Classrooms should be safe havens. They are places of learning, discovery and newfound knowledge. The good ones embody other values too - inclusion, equality between students and the right to access education free of discrimination. But quietly at the end of last year the Department for Education moved to change all that. Without consultation, let alone a debate in the House of Commons, it demanded schools record the nationality and birthplace of every child.
There is a lot happening in Europe also during this 100 days. Britain is beginning the formal process of Brexit and the Dutch will hold elections which could herald the next step in the transatlantic populist march. And of course, the French will gear up for their own election in which the National Front will be the focus of much attention. It is an extraordinary time on both sides of the Atlantic. This exceptional moment demands examination and analysis. So the BBC is launching 100 Days, a daily programme that gives us the chance to look at these global shifts.
The Women's March wasn't - in the end - all about one man. It was about mothers, sisters, daughters - and yes - husbands, brothers and sons too, whole families turning out to prove that they care about the future, and they want it to be the best it can be.
When people pick up the bill at a restaurant I want them to clock the disabled access and loo, then tell everyone about it. I am optimistic that many, when choosing where to buy their lunch, will settle on the sandwich chain which a map, or possibly an app, says has committed to providing disabled access in all its outlets. By enabling consumers to make these choices we will speed up the pace of change.
It is irrational to take at face value the reassurance that these systems are safe and reliable today. It is even more so that they will remain so into the future. If our government is to take these risks, which are unavoidable when deploying these systems, it has to be far more honest about those risks and more open with those affected by them.

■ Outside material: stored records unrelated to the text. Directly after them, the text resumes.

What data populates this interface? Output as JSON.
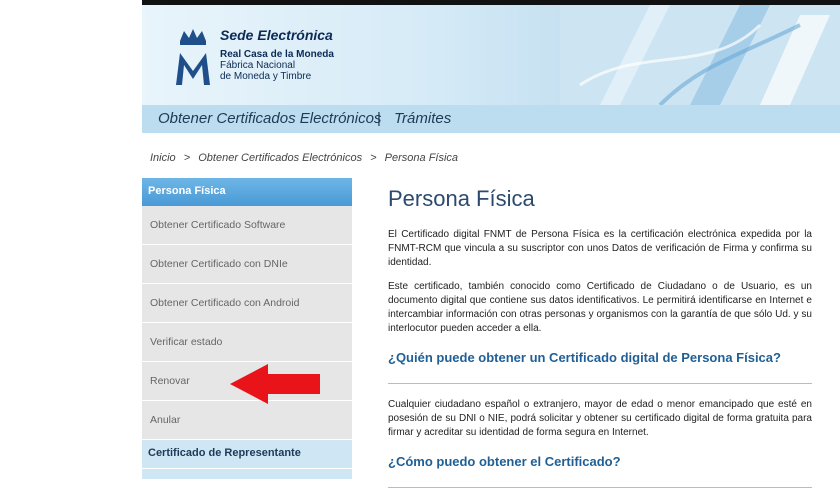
{
  "header": {
    "site_title": "Sede Electrónica",
    "org_line1": "Real Casa de la Moneda",
    "org_line2": "Fábrica Nacional",
    "org_line3": "de Moneda y Timbre"
  },
  "nav": {
    "item1": "Obtener Certificados Electrónicos",
    "separator": "|",
    "item2": "Trámites"
  },
  "breadcrumb": {
    "items": [
      "Inicio",
      ">",
      "Obtener Certificados Electrónicos",
      ">",
      "Persona Física"
    ]
  },
  "sidebar": {
    "section_title": "Persona Física",
    "items": [
      {
        "label": "Obtener Certificado Software"
      },
      {
        "label": "Obtener Certificado con DNIe"
      },
      {
        "label": "Obtener Certificado con Android"
      },
      {
        "label": "Verificar estado"
      },
      {
        "label": "Renovar"
      },
      {
        "label": "Anular"
      }
    ],
    "section2_title": "Certificado de Representante"
  },
  "main": {
    "title": "Persona Física",
    "para1": "El Certificado digital FNMT de Persona Física es la certificación electrónica expedida por la FNMT-RCM que vincula a su suscriptor con unos Datos de verificación de Firma y confirma su identidad.",
    "para2": "Este certificado, también conocido como Certificado de Ciudadano o de Usuario, es un documento digital que contiene sus datos identificativos. Le permitirá identificarse en Internet e intercambiar información con otras personas y organismos con la garantía de que sólo Ud. y su interlocutor pueden acceder a ella.",
    "heading1": "¿Quién puede obtener un Certificado digital de Persona Física?",
    "para3": "Cualquier ciudadano español o extranjero, mayor de edad o menor emancipado que esté en posesión de su DNI o NIE, podrá solicitar y obtener su certificado digital de forma gratuita para firmar y acreditar su identidad de forma segura en Internet.",
    "heading2": "¿Cómo puedo obtener el Certificado?"
  },
  "colors": {
    "nav_bg": "#bcdcef",
    "sidebar_header": "#4a9ad6",
    "heading_link": "#1f5f96",
    "annotation_arrow": "#e8141a"
  },
  "icons": {
    "logo": "crown-m-logo",
    "annotation": "left-arrow-annotation"
  }
}
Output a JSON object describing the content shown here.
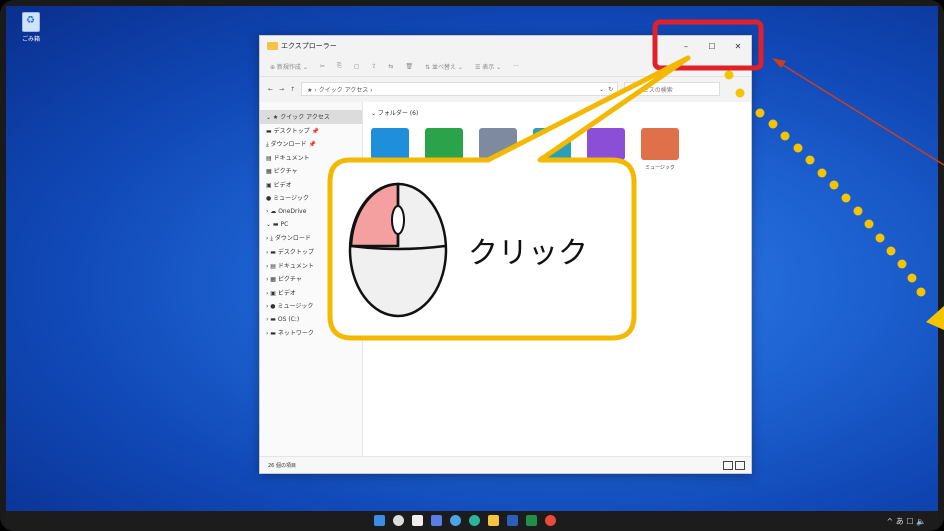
{
  "desktop": {
    "icon_label": "ごみ箱"
  },
  "window": {
    "title": "エクスプローラー",
    "controls": {
      "minimize": "–",
      "maximize": "☐",
      "close": "✕"
    },
    "commands": [
      "⊕ 新規作成 ⌄",
      "✂",
      "⎘",
      "▢",
      "⇪",
      "⇆",
      "🗑",
      "⇅ 並べ替え ⌄",
      "☰ 表示 ⌄",
      "···"
    ],
    "address": {
      "back": "←",
      "forward": "→",
      "up": "↑",
      "path": "★ › クイック アクセス ›",
      "dropdown": "⌄",
      "refresh": "↻",
      "search_placeholder": "アクセスの検索"
    },
    "nav_items": [
      {
        "label": "⌄ ★ クイック アクセス",
        "sel": true
      },
      {
        "label": "   ▬ デスクトップ  📌"
      },
      {
        "label": "   ⤓ ダウンロード  📌"
      },
      {
        "label": "   ▤ ドキュメント"
      },
      {
        "label": "   ▦ ピクチャ"
      },
      {
        "label": "   ▣ ビデオ"
      },
      {
        "label": "   ● ミュージック"
      },
      {
        "label": "› ☁ OneDrive"
      },
      {
        "label": "⌄ ▬ PC"
      },
      {
        "label": "  › ⤓ ダウンロード"
      },
      {
        "label": "  › ▬ デスクトップ"
      },
      {
        "label": "  › ▤ ドキュメント"
      },
      {
        "label": "  › ▦ ピクチャ"
      },
      {
        "label": "  › ▣ ビデオ"
      },
      {
        "label": "  › ● ミュージック"
      },
      {
        "label": "  › ▬ OS (C:)"
      },
      {
        "label": "› ▬ ネットワーク"
      }
    ],
    "group_header": "⌄ フォルダー (6)",
    "folders": [
      {
        "label": "",
        "color": "#1f8fdc"
      },
      {
        "label": "",
        "color": "#2aa34a"
      },
      {
        "label": "",
        "color": "#7d8aa0"
      },
      {
        "label": "",
        "color": "#2aa0b8"
      },
      {
        "label": "",
        "color": "#8a4fd6"
      },
      {
        "label": "ミュージック",
        "color": "#e0704a"
      }
    ],
    "status": "26 個の項目"
  },
  "callout": {
    "text": "クリック"
  },
  "taskbar": {
    "tray": "^ あ ☐ 🔈"
  }
}
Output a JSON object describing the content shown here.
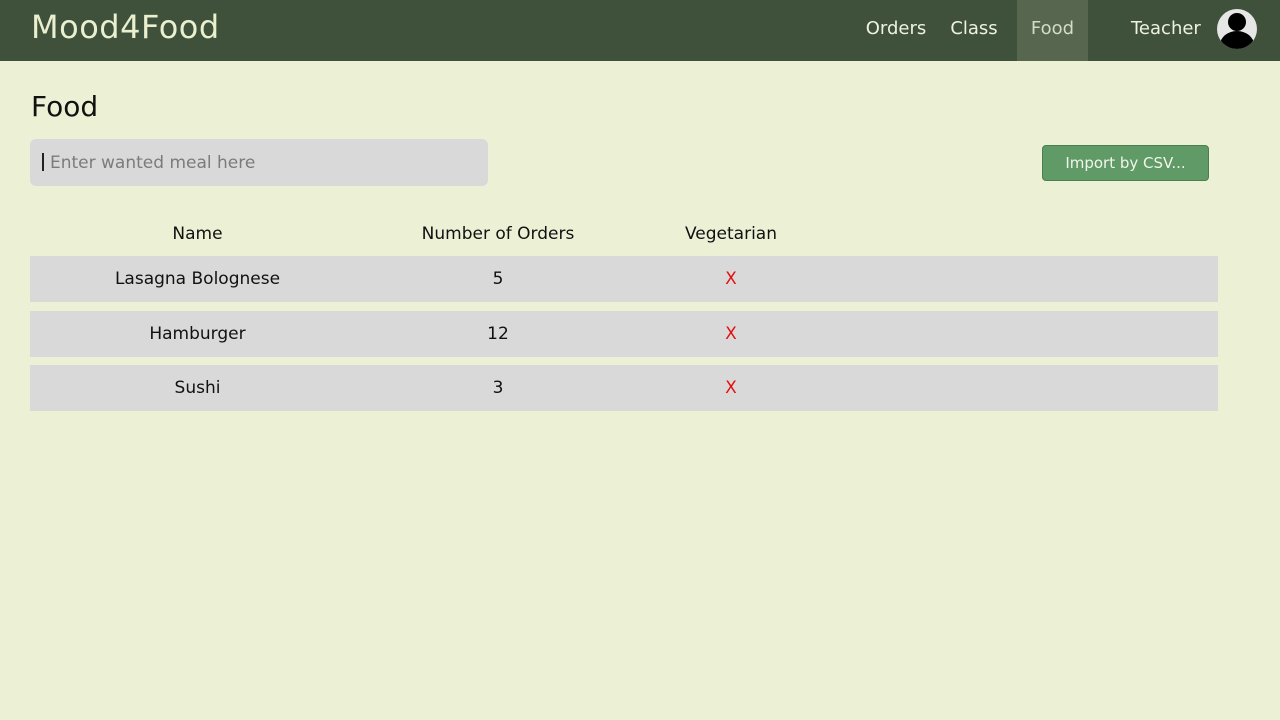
{
  "app": {
    "brand": "Mood4Food"
  },
  "nav": {
    "orders": "Orders",
    "class": "Class",
    "food": "Food",
    "active": "Food",
    "user": "Teacher"
  },
  "page": {
    "title": "Food"
  },
  "search": {
    "placeholder": "Enter wanted meal here",
    "value": ""
  },
  "toolbar": {
    "import_label": "Import by CSV..."
  },
  "table": {
    "headers": [
      "Name",
      "Number of Orders",
      "Vegetarian"
    ],
    "rows": [
      {
        "name": "Lasagna Bolognese",
        "orders": "5",
        "vegetarian": "X"
      },
      {
        "name": "Hamburger",
        "orders": "12",
        "vegetarian": "X"
      },
      {
        "name": "Sushi",
        "orders": "3",
        "vegetarian": "X"
      }
    ]
  },
  "colors": {
    "navbar": "#3f513a",
    "background": "#ecf1d6",
    "button": "#5f9a67",
    "no_mark": "#e31010"
  },
  "icons": {
    "avatar": "user-avatar-icon"
  }
}
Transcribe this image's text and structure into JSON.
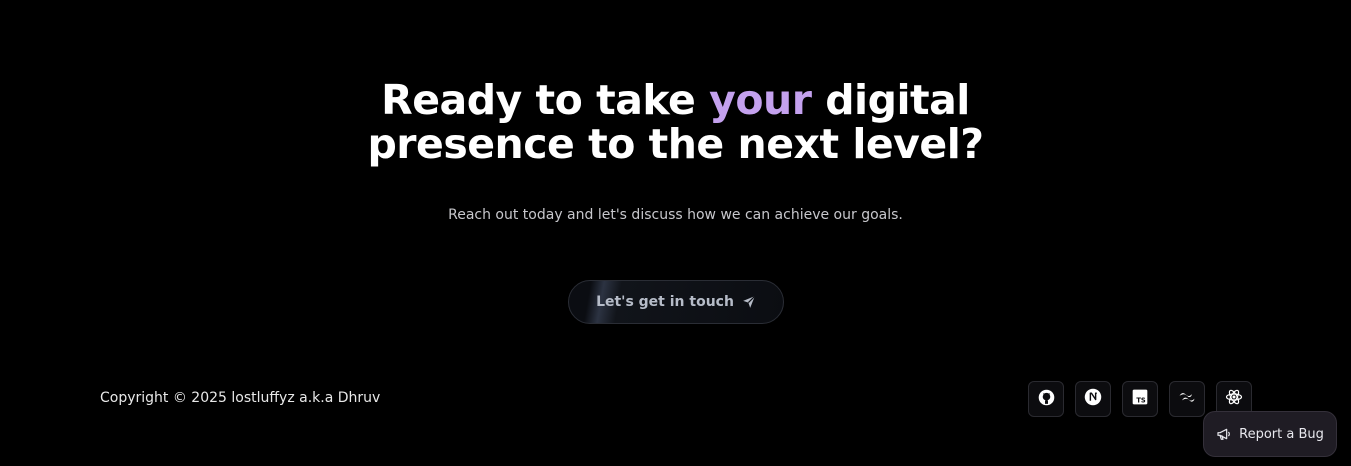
{
  "hero": {
    "headline_before": "Ready to take ",
    "headline_highlight": "your",
    "headline_after_line1": " digital",
    "headline_line2": "presence to the next level?",
    "subtext": "Reach out today and let's discuss how we can achieve our goals.",
    "cta_label": "Let's get in touch",
    "cta_icon": "send-icon"
  },
  "footer": {
    "copyright": "Copyright © 2025 lostluffyz a.k.a Dhruv",
    "tech_icons": [
      "github-icon",
      "nextjs-icon",
      "typescript-icon",
      "tailwind-icon",
      "react-icon"
    ],
    "typescript_glyph": "TS"
  },
  "report_bug": {
    "label": "Report a Bug",
    "icon": "megaphone-icon"
  },
  "colors": {
    "background": "#000000",
    "accent": "#c4a1ee"
  }
}
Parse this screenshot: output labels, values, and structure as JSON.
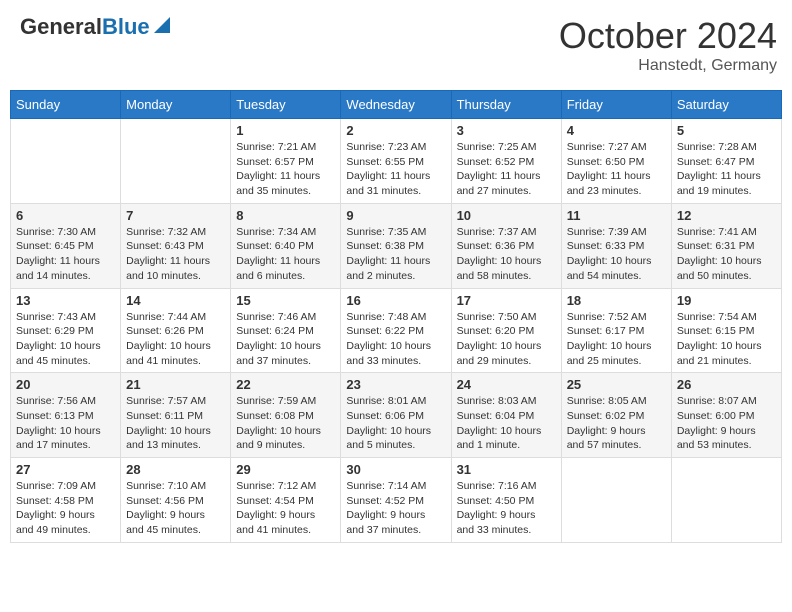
{
  "header": {
    "logo_general": "General",
    "logo_blue": "Blue",
    "month_year": "October 2024",
    "location": "Hanstedt, Germany"
  },
  "weekdays": [
    "Sunday",
    "Monday",
    "Tuesday",
    "Wednesday",
    "Thursday",
    "Friday",
    "Saturday"
  ],
  "weeks": [
    [
      {
        "day": "",
        "sunrise": "",
        "sunset": "",
        "daylight": ""
      },
      {
        "day": "",
        "sunrise": "",
        "sunset": "",
        "daylight": ""
      },
      {
        "day": "1",
        "sunrise": "Sunrise: 7:21 AM",
        "sunset": "Sunset: 6:57 PM",
        "daylight": "Daylight: 11 hours and 35 minutes."
      },
      {
        "day": "2",
        "sunrise": "Sunrise: 7:23 AM",
        "sunset": "Sunset: 6:55 PM",
        "daylight": "Daylight: 11 hours and 31 minutes."
      },
      {
        "day": "3",
        "sunrise": "Sunrise: 7:25 AM",
        "sunset": "Sunset: 6:52 PM",
        "daylight": "Daylight: 11 hours and 27 minutes."
      },
      {
        "day": "4",
        "sunrise": "Sunrise: 7:27 AM",
        "sunset": "Sunset: 6:50 PM",
        "daylight": "Daylight: 11 hours and 23 minutes."
      },
      {
        "day": "5",
        "sunrise": "Sunrise: 7:28 AM",
        "sunset": "Sunset: 6:47 PM",
        "daylight": "Daylight: 11 hours and 19 minutes."
      }
    ],
    [
      {
        "day": "6",
        "sunrise": "Sunrise: 7:30 AM",
        "sunset": "Sunset: 6:45 PM",
        "daylight": "Daylight: 11 hours and 14 minutes."
      },
      {
        "day": "7",
        "sunrise": "Sunrise: 7:32 AM",
        "sunset": "Sunset: 6:43 PM",
        "daylight": "Daylight: 11 hours and 10 minutes."
      },
      {
        "day": "8",
        "sunrise": "Sunrise: 7:34 AM",
        "sunset": "Sunset: 6:40 PM",
        "daylight": "Daylight: 11 hours and 6 minutes."
      },
      {
        "day": "9",
        "sunrise": "Sunrise: 7:35 AM",
        "sunset": "Sunset: 6:38 PM",
        "daylight": "Daylight: 11 hours and 2 minutes."
      },
      {
        "day": "10",
        "sunrise": "Sunrise: 7:37 AM",
        "sunset": "Sunset: 6:36 PM",
        "daylight": "Daylight: 10 hours and 58 minutes."
      },
      {
        "day": "11",
        "sunrise": "Sunrise: 7:39 AM",
        "sunset": "Sunset: 6:33 PM",
        "daylight": "Daylight: 10 hours and 54 minutes."
      },
      {
        "day": "12",
        "sunrise": "Sunrise: 7:41 AM",
        "sunset": "Sunset: 6:31 PM",
        "daylight": "Daylight: 10 hours and 50 minutes."
      }
    ],
    [
      {
        "day": "13",
        "sunrise": "Sunrise: 7:43 AM",
        "sunset": "Sunset: 6:29 PM",
        "daylight": "Daylight: 10 hours and 45 minutes."
      },
      {
        "day": "14",
        "sunrise": "Sunrise: 7:44 AM",
        "sunset": "Sunset: 6:26 PM",
        "daylight": "Daylight: 10 hours and 41 minutes."
      },
      {
        "day": "15",
        "sunrise": "Sunrise: 7:46 AM",
        "sunset": "Sunset: 6:24 PM",
        "daylight": "Daylight: 10 hours and 37 minutes."
      },
      {
        "day": "16",
        "sunrise": "Sunrise: 7:48 AM",
        "sunset": "Sunset: 6:22 PM",
        "daylight": "Daylight: 10 hours and 33 minutes."
      },
      {
        "day": "17",
        "sunrise": "Sunrise: 7:50 AM",
        "sunset": "Sunset: 6:20 PM",
        "daylight": "Daylight: 10 hours and 29 minutes."
      },
      {
        "day": "18",
        "sunrise": "Sunrise: 7:52 AM",
        "sunset": "Sunset: 6:17 PM",
        "daylight": "Daylight: 10 hours and 25 minutes."
      },
      {
        "day": "19",
        "sunrise": "Sunrise: 7:54 AM",
        "sunset": "Sunset: 6:15 PM",
        "daylight": "Daylight: 10 hours and 21 minutes."
      }
    ],
    [
      {
        "day": "20",
        "sunrise": "Sunrise: 7:56 AM",
        "sunset": "Sunset: 6:13 PM",
        "daylight": "Daylight: 10 hours and 17 minutes."
      },
      {
        "day": "21",
        "sunrise": "Sunrise: 7:57 AM",
        "sunset": "Sunset: 6:11 PM",
        "daylight": "Daylight: 10 hours and 13 minutes."
      },
      {
        "day": "22",
        "sunrise": "Sunrise: 7:59 AM",
        "sunset": "Sunset: 6:08 PM",
        "daylight": "Daylight: 10 hours and 9 minutes."
      },
      {
        "day": "23",
        "sunrise": "Sunrise: 8:01 AM",
        "sunset": "Sunset: 6:06 PM",
        "daylight": "Daylight: 10 hours and 5 minutes."
      },
      {
        "day": "24",
        "sunrise": "Sunrise: 8:03 AM",
        "sunset": "Sunset: 6:04 PM",
        "daylight": "Daylight: 10 hours and 1 minute."
      },
      {
        "day": "25",
        "sunrise": "Sunrise: 8:05 AM",
        "sunset": "Sunset: 6:02 PM",
        "daylight": "Daylight: 9 hours and 57 minutes."
      },
      {
        "day": "26",
        "sunrise": "Sunrise: 8:07 AM",
        "sunset": "Sunset: 6:00 PM",
        "daylight": "Daylight: 9 hours and 53 minutes."
      }
    ],
    [
      {
        "day": "27",
        "sunrise": "Sunrise: 7:09 AM",
        "sunset": "Sunset: 4:58 PM",
        "daylight": "Daylight: 9 hours and 49 minutes."
      },
      {
        "day": "28",
        "sunrise": "Sunrise: 7:10 AM",
        "sunset": "Sunset: 4:56 PM",
        "daylight": "Daylight: 9 hours and 45 minutes."
      },
      {
        "day": "29",
        "sunrise": "Sunrise: 7:12 AM",
        "sunset": "Sunset: 4:54 PM",
        "daylight": "Daylight: 9 hours and 41 minutes."
      },
      {
        "day": "30",
        "sunrise": "Sunrise: 7:14 AM",
        "sunset": "Sunset: 4:52 PM",
        "daylight": "Daylight: 9 hours and 37 minutes."
      },
      {
        "day": "31",
        "sunrise": "Sunrise: 7:16 AM",
        "sunset": "Sunset: 4:50 PM",
        "daylight": "Daylight: 9 hours and 33 minutes."
      },
      {
        "day": "",
        "sunrise": "",
        "sunset": "",
        "daylight": ""
      },
      {
        "day": "",
        "sunrise": "",
        "sunset": "",
        "daylight": ""
      }
    ]
  ]
}
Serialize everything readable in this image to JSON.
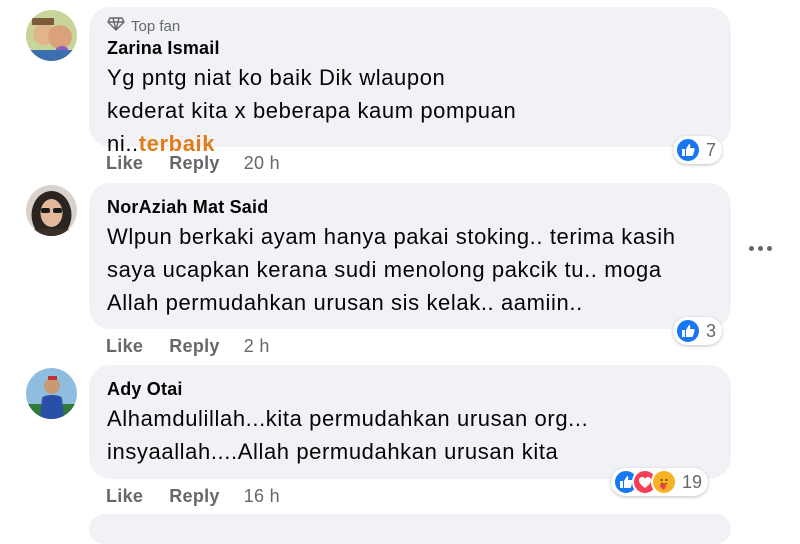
{
  "comments": [
    {
      "badge": "Top fan",
      "author": "Zarina Ismail",
      "text_plain": "Yg pntg niat ko baik Dik wlaupon kederat kita x beberapa kaum pompuan ni..",
      "text_highlight": "terbaik",
      "like": "Like",
      "reply": "Reply",
      "time": "20 h",
      "reaction_count": "7",
      "reaction_icons": [
        "like-icon"
      ]
    },
    {
      "author": "NorAziah Mat Said",
      "text_plain": "Wlpun berkaki ayam hanya pakai stoking.. terima kasih saya ucapkan kerana sudi menolong pakcik tu.. moga Allah permudahkan urusan sis kelak.. aamiin..",
      "like": "Like",
      "reply": "Reply",
      "time": "2 h",
      "reaction_count": "3",
      "reaction_icons": [
        "like-icon"
      ]
    },
    {
      "author": "Ady Otai",
      "text_plain": "Alhamdulillah...kita permudahkan urusan org... insyaallah....Allah permudahkan urusan kita",
      "like": "Like",
      "reply": "Reply",
      "time": "16 h",
      "reaction_count": "19",
      "reaction_icons": [
        "like-icon",
        "love-icon",
        "care-icon"
      ]
    }
  ],
  "colors": {
    "bubble": "#f0f2f5",
    "like": "#1877f2",
    "love": "#f33e58",
    "care": "#f7b125",
    "highlight": "#e07c1a",
    "meta": "#65676b"
  }
}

Our march does not end once the placards are downed: we need to build stronger and more cohesive communities, and change the standard of our political discourse at dinner tables, on WhatsApp and in shops and town halls around the world. Not only to challenge inequality, but to include people who otherwise could be susceptible to the easy answers of hate.
I'll be marching on Saturday because the first rule of making a change is to do something about it. I'll be marching to encourage all the people who have looked at the world lately and thought: "Someone should really do something about this" - to believe that on Saturday that person can be them.
If you're troubled by Trump, or bovvered by Brexit, I have good news for you: there is something far, far more serious for you to be worrying about. Last year was the hottest year on record. So was the year before. And the year before that. Sixteen of the seventeen hottest years on record have been since the beginning of this century.
If the Prime Minister truly wants us to be a global outward looking country, she needs to look at the global impact the continued uncertainty over Kashmir's future is having and encourage all sides to resume talks. We cannot continue to champion our freedoms here at home whilst allowing them to be deprived to people abroad.
In an unprecedented move that will change trade, export and international relations as we know it, the Prime Minister has confirmed that the United Kingdom will be leaving the European single market and the EU Customs Union upon full withdrawal from the European Union in 2019.
Theresa May will be left to 'dependably get on with the job at hand' free from considered objections and legitimate concerns to decisions that will affect us all. Our futures are being gambled on with little more than a cursory look and we will have only ourselves to blame if we are left with rubble after the smokescreen clears.